Lancaster, Pa. (July 25, 2002) — The National Labor Relations Board (NLRB) forced United Steelworkers of America (USWA) Local 1035 into a settlement of unfair labor practice charges brought by attorneys with the National Right to Work Legal Defense Foundation for Raymond Vojtowicz, an employee of Acme Markets Incorporated.
As part of the settlement, USWA Local 1035 must honor Vojtowicz’s resignation from the union and refund his dues and fees that were used for non-representational purposes. The union must also post a notice alerting employees of Acme Markets of their right to refrain from formal union membership and that they will reimburse all non-member employees for any dues seized for non-representational purposes since October 24, 2001.
“The greed and corruption of this USWA local’s officials is outrageous,” said Stefan Gleason, Vice President of the National Right to Work Legal Defense Foundation. “They have been misleading and lying to the people they claim to protect, just to keep the money flowing into their political machine.”
Vojtowicz contacted the Foundation after USWA Local 1035 officials had threatened to take “disciplinary” action against him for participating in a deauthorization election in January 2002. The NLRB found that Vojtowicz could not be disciplined by the union because they never notified him of his right to refrain from union membership and pay a reduced fee that covers activities related only to collective bargaining.
USWA Local 1035 officials violated Vojtowicz’s rights established by the U.S. Supreme Court Communications Workers v. Beck decision. Under Beck, a case that Foundation attorneys argued and won, workers may halt and reclaim forced union dues spent on politics and other activities unrelated to collective bargaining.
Buffalo, N.Y. (July 25, 2002) — Responding to federal labor charges filed by attorneys with the National Right to Work Legal Defense Foundation, the National Labor Relations Board (NLRB) has issued a complaint to force Teamsters Local 449 to refund dues illegally collected from employees of Laidlaw Transit Services after they were expelled from union membership for voicing opposition to the union.
The case arose when four workers, Alfonso Ditillio, June Reinard, Jill Galluzzo, and Tim Stalker, filed unfair labor practice charges with the NLRB in April 2002. In October 2001, the employees exercised their right to resign from formal union membership and to pay a reduced fee to cover only the costs of collective bargaining. However, Teamsters officials illegally refused to accept their resignations and continued charging them full union dues.
In December 2001, Teamsters officials further harassed the workers by expelling them from the union for participating in a decertification election to remove the union from the workplace. Even after the expulsion, union officials continued to demand that the four workers pay full union dues.
“This is another classic example of the corruption and bully tactics that has earned the Teamsters such an embarrassing reputation,” said Stefan Gleason, Vice President of the National Right to Work Foundation. “So long as New Yorkers labor under forced unionism, this kind of abuse will invariably continue.”

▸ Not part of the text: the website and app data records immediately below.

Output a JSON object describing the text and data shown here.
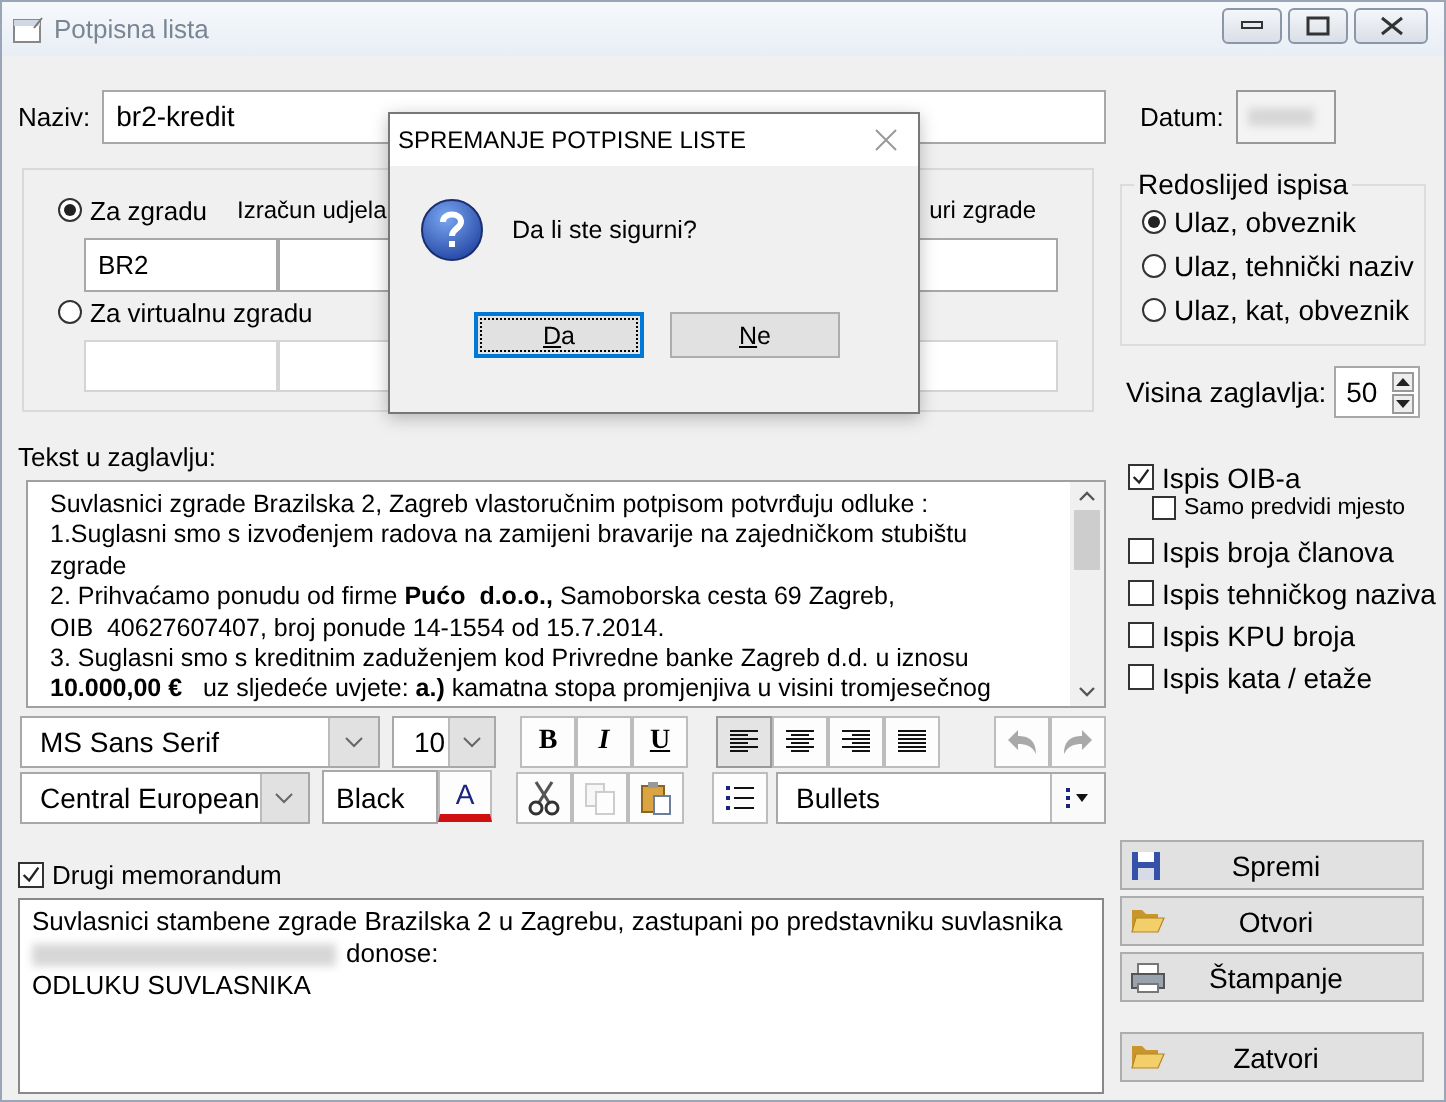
{
  "window": {
    "title": "Potpisna lista"
  },
  "naziv": {
    "label": "Naziv:",
    "value": "br2-kredit"
  },
  "datum": {
    "label": "Datum:",
    "redacted": true
  },
  "building": {
    "options": [
      {
        "label": "Za zgradu",
        "selected": true,
        "code": "BR2"
      },
      {
        "label": "Za virtualnu zgradu",
        "selected": false
      }
    ],
    "column_labels": [
      "Izračun udjela",
      "uri zgrade"
    ]
  },
  "header_text": {
    "label": "Tekst u zaglavlju:",
    "lines": [
      "Suvlasnici zgrade Brazilska 2, Zagreb vlastoručnim potpisom potvrđuju odluke :",
      "1.Suglasni smo s izvođenjem radova na zamijeni bravarije na zajedničkom stubištu",
      "zgrade",
      "2. Prihvaćamo ponudu od firme **Pućo  d.o.o.,** Samoborska cesta 69 Zagreb,",
      "OIB  40627607407, broj ponude 14-1554 od 15.7.2014.",
      "3. Suglasni smo s kreditnim zaduženjem kod Privredne banke Zagreb d.d. u iznosu",
      "**10.000,00 €**   uz sljedeće uvjete: **a.)** kamatna stopa promjenjiva u visini tromjesečnog"
    ]
  },
  "toolbar": {
    "font": "MS Sans Serif",
    "size": "10",
    "format_buttons": [
      {
        "label": "B",
        "kind": "bold"
      },
      {
        "label": "I",
        "kind": "italic"
      },
      {
        "label": "U",
        "kind": "underline"
      }
    ],
    "align_buttons": [
      {
        "kind": "left",
        "selected": true
      },
      {
        "kind": "center",
        "selected": false
      },
      {
        "kind": "right",
        "selected": false
      },
      {
        "kind": "justify",
        "selected": false
      }
    ],
    "history_buttons": [
      {
        "kind": "undo",
        "disabled": true
      },
      {
        "kind": "redo",
        "disabled": true
      }
    ],
    "charset": "Central European",
    "color_name": "Black",
    "color_button": "A",
    "edit_buttons": [
      {
        "kind": "cut",
        "disabled": false
      },
      {
        "kind": "copy",
        "disabled": true
      },
      {
        "kind": "paste",
        "disabled": false
      }
    ],
    "list_style": "Bullets"
  },
  "memo": {
    "label": "Drugi memorandum",
    "checked": true,
    "lines": [
      {
        "text": "Suvlasnici stambene zgrade Brazilska 2 u Zagrebu, zastupani po predstavniku suvlasnika",
        "redacted": false
      },
      {
        "text": "donose:",
        "redacted": true
      },
      {
        "text": "ODLUKU SUVLASNIKA",
        "redacted": false
      }
    ]
  },
  "order": {
    "title": "Redoslijed ispisa",
    "options": [
      {
        "label": "Ulaz, obveznik",
        "selected": true
      },
      {
        "label": "Ulaz, tehnički naziv",
        "selected": false
      },
      {
        "label": "Ulaz, kat, obveznik",
        "selected": false
      }
    ]
  },
  "header_height": {
    "label": "Visina zaglavlja:",
    "value": "50"
  },
  "print_options": [
    {
      "label": "Ispis OIB-a",
      "checked": true,
      "children": [
        {
          "label": "Samo predvidi mjesto",
          "checked": false
        }
      ]
    },
    {
      "label": "Ispis broja članova",
      "checked": false
    },
    {
      "label": "Ispis tehničkog naziva",
      "checked": false
    },
    {
      "label": "Ispis KPU broja",
      "checked": false
    },
    {
      "label": "Ispis kata / etaže",
      "checked": false
    }
  ],
  "actions": [
    {
      "label": "Spremi",
      "kind": "save"
    },
    {
      "label": "Otvori",
      "kind": "open"
    },
    {
      "label": "Štampanje",
      "kind": "print"
    },
    {
      "label": "Zatvori",
      "kind": "close"
    }
  ],
  "dialog": {
    "title": "SPREMANJE POTPISNE LISTE",
    "message": "Da li ste sigurni?",
    "buttons": [
      {
        "label": "Da",
        "focused": true
      },
      {
        "label": "Ne",
        "focused": false
      }
    ]
  }
}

The NLRB seeks an order requiring Teamster official to refund all of the union dues collected from the workers since December 2001. Under law, if an employee is kicked out of a union for any reason other than failing to pay union dues he cannot be compelled to pay any dues whatsoever to the union — despite the existence of a forced unionism requirement in the collective bargaining agreement.